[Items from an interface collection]
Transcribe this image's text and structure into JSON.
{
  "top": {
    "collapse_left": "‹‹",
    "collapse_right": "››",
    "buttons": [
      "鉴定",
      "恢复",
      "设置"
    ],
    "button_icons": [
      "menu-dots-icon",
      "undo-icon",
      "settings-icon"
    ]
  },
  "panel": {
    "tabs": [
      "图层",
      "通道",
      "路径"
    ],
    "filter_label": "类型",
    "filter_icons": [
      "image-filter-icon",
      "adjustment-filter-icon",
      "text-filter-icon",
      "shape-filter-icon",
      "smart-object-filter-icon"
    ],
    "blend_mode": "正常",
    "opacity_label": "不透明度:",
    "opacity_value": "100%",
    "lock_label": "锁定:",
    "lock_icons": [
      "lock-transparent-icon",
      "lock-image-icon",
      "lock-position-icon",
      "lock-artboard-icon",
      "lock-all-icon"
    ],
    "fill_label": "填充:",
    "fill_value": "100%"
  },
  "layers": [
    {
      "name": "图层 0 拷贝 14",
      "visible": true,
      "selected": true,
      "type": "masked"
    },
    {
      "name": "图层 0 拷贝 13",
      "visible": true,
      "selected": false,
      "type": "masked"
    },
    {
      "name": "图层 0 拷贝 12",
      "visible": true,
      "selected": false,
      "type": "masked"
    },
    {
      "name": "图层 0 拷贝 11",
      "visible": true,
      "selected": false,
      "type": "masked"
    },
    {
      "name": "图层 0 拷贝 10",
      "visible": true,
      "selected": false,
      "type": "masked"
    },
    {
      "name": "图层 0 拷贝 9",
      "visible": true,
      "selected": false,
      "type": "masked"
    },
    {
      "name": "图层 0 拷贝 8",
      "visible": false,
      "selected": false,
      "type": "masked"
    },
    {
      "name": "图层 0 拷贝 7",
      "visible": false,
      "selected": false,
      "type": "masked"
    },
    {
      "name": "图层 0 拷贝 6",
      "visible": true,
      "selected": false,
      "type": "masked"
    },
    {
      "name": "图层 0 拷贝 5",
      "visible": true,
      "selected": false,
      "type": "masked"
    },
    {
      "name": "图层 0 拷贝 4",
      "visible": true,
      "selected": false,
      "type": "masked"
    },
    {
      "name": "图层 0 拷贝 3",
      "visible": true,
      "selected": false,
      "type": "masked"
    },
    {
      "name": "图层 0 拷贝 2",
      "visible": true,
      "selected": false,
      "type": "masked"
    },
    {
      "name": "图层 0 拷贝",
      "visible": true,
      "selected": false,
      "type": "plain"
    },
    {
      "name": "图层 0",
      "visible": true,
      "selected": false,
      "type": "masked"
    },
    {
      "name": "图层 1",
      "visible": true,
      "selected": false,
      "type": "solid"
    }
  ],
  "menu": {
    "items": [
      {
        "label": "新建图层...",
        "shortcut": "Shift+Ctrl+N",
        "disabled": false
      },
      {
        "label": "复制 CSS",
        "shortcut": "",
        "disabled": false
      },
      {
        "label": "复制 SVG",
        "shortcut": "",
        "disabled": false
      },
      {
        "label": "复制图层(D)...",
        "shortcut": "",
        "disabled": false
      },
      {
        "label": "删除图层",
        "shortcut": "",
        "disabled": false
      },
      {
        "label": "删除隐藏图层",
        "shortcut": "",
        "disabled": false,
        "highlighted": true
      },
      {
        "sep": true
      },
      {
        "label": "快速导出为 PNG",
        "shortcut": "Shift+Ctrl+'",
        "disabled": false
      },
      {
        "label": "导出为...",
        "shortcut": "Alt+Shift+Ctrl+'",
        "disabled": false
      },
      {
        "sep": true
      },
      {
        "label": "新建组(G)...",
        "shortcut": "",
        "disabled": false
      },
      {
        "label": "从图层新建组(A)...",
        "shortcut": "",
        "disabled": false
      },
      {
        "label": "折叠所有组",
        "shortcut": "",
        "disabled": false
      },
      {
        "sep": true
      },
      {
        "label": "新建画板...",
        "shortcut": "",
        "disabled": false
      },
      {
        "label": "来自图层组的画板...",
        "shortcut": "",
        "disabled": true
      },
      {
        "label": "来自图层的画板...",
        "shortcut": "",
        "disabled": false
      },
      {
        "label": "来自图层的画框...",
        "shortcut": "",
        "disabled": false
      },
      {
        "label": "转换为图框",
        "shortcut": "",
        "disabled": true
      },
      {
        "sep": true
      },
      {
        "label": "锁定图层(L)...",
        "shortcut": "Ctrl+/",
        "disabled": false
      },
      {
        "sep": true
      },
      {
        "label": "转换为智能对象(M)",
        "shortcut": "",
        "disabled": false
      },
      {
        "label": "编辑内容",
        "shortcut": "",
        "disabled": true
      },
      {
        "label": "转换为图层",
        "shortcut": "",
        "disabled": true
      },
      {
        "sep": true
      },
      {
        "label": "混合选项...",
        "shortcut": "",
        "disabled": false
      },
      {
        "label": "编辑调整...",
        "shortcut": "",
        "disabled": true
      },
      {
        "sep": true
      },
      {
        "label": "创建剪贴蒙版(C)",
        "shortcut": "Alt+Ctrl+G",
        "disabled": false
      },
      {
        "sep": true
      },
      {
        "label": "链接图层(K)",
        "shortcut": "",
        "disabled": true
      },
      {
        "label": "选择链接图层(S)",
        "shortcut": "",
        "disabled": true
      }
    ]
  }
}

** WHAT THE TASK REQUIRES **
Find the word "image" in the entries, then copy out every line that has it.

** SOLVED PROBLEM **
Transcribe this image's text and structure into JSON.
      "image-filter-icon",
      "lock-image-icon",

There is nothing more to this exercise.